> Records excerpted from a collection
=== Begin Enclosure ===
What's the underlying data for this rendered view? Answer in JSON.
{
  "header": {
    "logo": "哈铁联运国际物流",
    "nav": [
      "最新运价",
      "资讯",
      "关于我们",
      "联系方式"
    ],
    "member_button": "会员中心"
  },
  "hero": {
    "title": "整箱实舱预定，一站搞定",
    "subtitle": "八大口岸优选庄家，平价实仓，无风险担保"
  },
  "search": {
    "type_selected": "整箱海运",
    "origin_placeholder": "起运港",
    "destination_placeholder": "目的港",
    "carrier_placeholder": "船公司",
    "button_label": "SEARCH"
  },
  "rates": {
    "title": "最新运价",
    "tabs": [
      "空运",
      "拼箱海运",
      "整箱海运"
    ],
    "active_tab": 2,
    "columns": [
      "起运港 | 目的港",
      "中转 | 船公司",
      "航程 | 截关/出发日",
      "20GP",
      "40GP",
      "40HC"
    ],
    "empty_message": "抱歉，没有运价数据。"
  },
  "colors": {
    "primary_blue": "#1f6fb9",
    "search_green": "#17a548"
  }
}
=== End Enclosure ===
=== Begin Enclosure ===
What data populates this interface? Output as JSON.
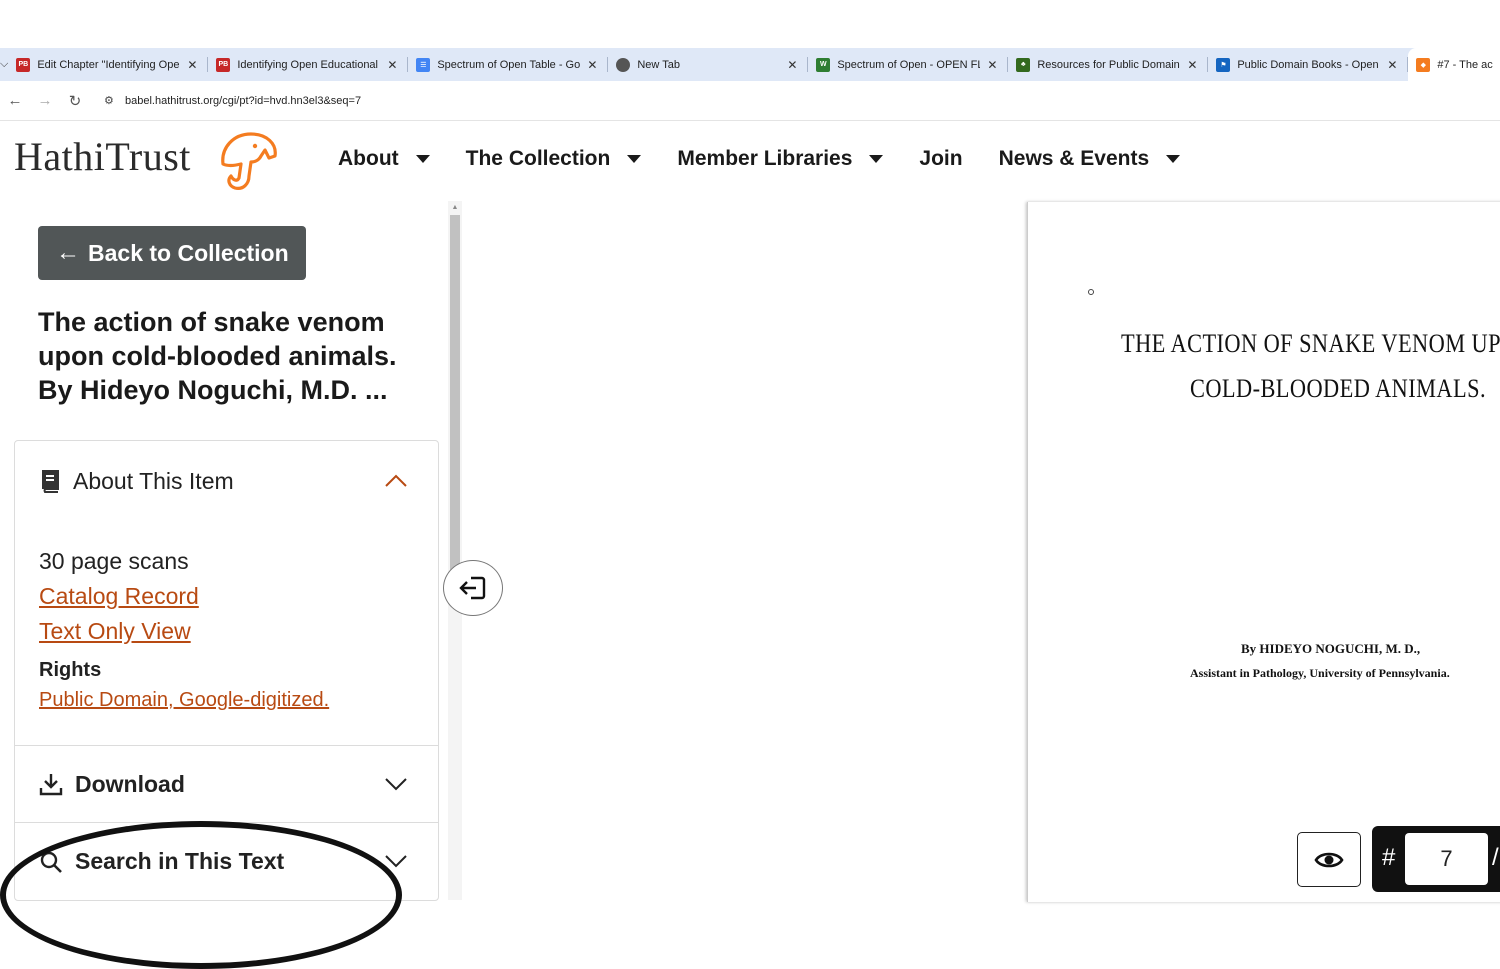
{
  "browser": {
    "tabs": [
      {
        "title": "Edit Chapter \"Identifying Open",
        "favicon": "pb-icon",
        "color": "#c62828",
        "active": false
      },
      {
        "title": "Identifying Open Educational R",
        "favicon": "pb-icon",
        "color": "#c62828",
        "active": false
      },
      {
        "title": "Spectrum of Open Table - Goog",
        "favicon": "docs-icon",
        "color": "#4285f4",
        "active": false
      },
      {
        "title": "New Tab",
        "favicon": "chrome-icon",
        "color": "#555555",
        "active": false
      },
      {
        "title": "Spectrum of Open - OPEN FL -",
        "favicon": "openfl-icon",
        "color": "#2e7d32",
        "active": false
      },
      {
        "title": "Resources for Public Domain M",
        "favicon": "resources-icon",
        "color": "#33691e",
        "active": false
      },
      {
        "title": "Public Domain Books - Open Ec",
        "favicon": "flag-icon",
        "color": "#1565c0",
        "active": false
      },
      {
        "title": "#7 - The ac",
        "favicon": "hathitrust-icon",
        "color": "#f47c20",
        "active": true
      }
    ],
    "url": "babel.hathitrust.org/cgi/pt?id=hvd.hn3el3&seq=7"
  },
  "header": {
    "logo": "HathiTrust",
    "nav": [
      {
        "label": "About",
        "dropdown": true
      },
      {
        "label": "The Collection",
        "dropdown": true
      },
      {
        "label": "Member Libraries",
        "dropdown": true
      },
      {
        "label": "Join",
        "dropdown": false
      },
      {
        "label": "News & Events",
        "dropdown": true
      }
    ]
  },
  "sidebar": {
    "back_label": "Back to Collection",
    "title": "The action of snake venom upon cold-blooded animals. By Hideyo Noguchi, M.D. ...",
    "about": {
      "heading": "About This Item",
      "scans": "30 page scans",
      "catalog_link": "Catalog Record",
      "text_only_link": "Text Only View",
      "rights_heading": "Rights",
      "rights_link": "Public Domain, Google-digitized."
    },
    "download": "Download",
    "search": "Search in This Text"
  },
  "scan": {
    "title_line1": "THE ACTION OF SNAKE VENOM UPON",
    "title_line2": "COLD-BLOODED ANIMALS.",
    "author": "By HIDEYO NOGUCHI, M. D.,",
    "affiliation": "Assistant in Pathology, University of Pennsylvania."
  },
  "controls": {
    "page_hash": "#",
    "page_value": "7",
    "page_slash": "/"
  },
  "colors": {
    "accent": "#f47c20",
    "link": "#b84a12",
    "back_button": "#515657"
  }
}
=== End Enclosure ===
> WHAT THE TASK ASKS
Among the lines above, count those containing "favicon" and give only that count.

> EXERCISE OUTPUT
8